Eighteen years ago Brian and Janet Hill moved to the Isle of Bute from Somerset to take on the tenancy of Plan Farm, a 1600 traditional hill farm running 1000 Blackface ewes. Janet had the particular interest in the sheep enterprise, but little experience of hill farming but enjoyed the early years at Plan Farm under the mentorship of shepherd John Baker. Janet juggled this whilst also being mum to young Edward and George who were just 4 and 6 at the time. Meanwhile Brian introduced his cattle to the hill and set about improving land, drainage and fencing, a job he is still doing 18 years later.
In the early days half of the ewes were bred pure to the Blackie with an in-bye flock being crossed to the Blue Faced Leicester. "I learnt valuable shepherding skills from John in those days and very soon developed a keen interest in the maternal side of the enterprise. To me it seemed obvious that we were playing a numbers game, and not giving ourselves enough time to identify inefficiencies and problem ewes" says Janet. So they set about thinking how they could reduce ewe numbers whilst keeping productivity up and altogether running an entirely more efficient system. Being a closed flock, she wanted to find a breed that would produce ewe lamb replacements without having to go through the two-tier system associated with mule breeding, and a breed that was more prolific and had a better wether lamb so that more lambs could go away finished rather than store.
Having read about the Lleyn, Janet went to visit Debbie and Neil McGowan Flock 894 to find out more, and she was impressed. So impressed that she ended up buying twenty registered ewes privately from a flock dispersal in Wales, and got bitten by the pedigree bug. Several years were spent turning out ewe lambs for Society sales which Janet described as fun, but the Lleyn was at Plan Farm to do a job. That job was to make its mark on the commercial success of the sheep enterprise.
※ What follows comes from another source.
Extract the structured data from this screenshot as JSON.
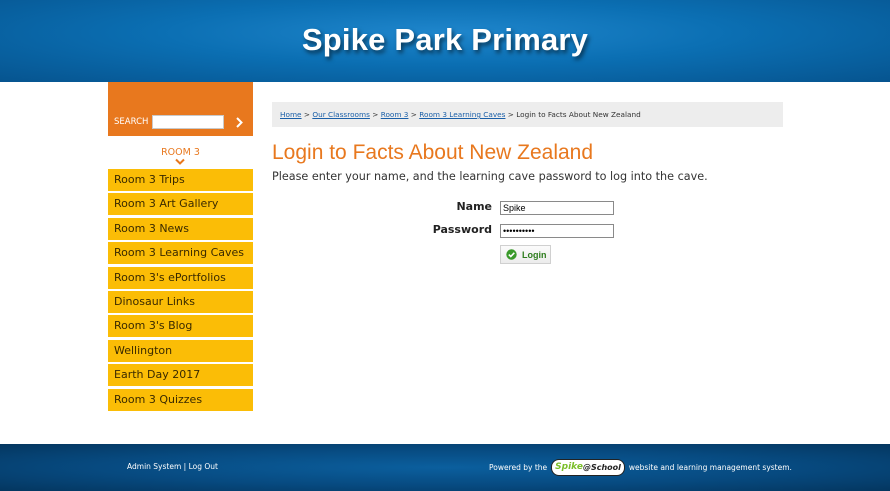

In 2004 they began to cross the Lleyn over the Blackface ewes and started using electronic tags to record performance. She set out to identify which ewes could produce two lambs outside, unassisted and rear them to a total weight at weaning equal to her own body weight. Once the half-bred ewes were in production, then differences were noticed. "The first year that the gimmers lambed I knew we were on to a winner. They were in lamb to a Meatlinc tup for easy lambing, so they popped their lambs out with ease and went on to be great mothers. Causing me absolutely no work at this busy time of year" comments Janet. From then on the top performing half-bred ewes were all put back to the Lleyn with the lower half going to the Meatlinc or New Zealand Suffolk. Ease of lambing continued and prolificacy rose and today the Plan Farm flock is made up almost entirely of three quarter plus Lleyn ewes. Some females off the Meatlinc have been kept and they too are performing well, and just 13 old timers with horns will lamb at Plan Farm for the last time in 2012.
The Lleyn ewes live outside all year on grass. They are gathered in February for scanning, trace element supplementation and fluke drench and returned to the hill until just two weeks before lambing. This is the only time of year when they receive any extra nutrition. For the eight weeks up to lambing the predominantly twin-bearing flock receive 0.5kg cake (made to a special of 15% soya for the last load before lambing), Lifeline buckets and silage. For an equivalent diet offered to the Blackies, the Lleyn ewe produces more milk and more lambs. Not only this but she holds her own condition, keeps her teeth and lives longer.
It is not only the females that Janet has been seeking to improve efficiency, but ram performance too has been under scrutiny. Although not breeding her own rams yet, Janet sources high performance rams which are fit. In the early days 1:40 was the accepted ratio of rams to ewes. These days using the Lleyn which has not been pushed and over-fed for the sale ring, the rams at Plan Farm are happy to serve eighty ewes as a minimum. They only get one chance to succeed with tupping time kept to a strict three weeks. The Lleyn has no difficulty in achieving this, and the statistics show that they are more than capable of handling this work load, with just 1% geld ewes the norm now.
Plain Farm Data
2004/2005 2009/10 2 010/11
Predominantly BF Predominantly 1/2 Lleyn Â¾ Lleyn +
Ewes to Ram 1039 628 650
Ram:Ewe ratio 01:40 01:80 0.097222222
Scan % and No. 120% (1246) 160% (1022) 185% (1202)
Barren Ewes 9% 5% 0.08%
Lambs Sold Fat 20% 65% 70%
Lambs Sold Store 60% 13% 8%
Flock replacement 20% 22% 22%
Making such progress has brought huge rewards in terms of financial performance of the enterprise, but also in what Janet feels she has achieved personally. However, she is not completely satisfied yet. There is still a desire and ambition to return to a pedigree flock which can be run alongside the commercial flock The aim of this would be to start producing homebred rams and take breeding stock out to the Society Sales once more.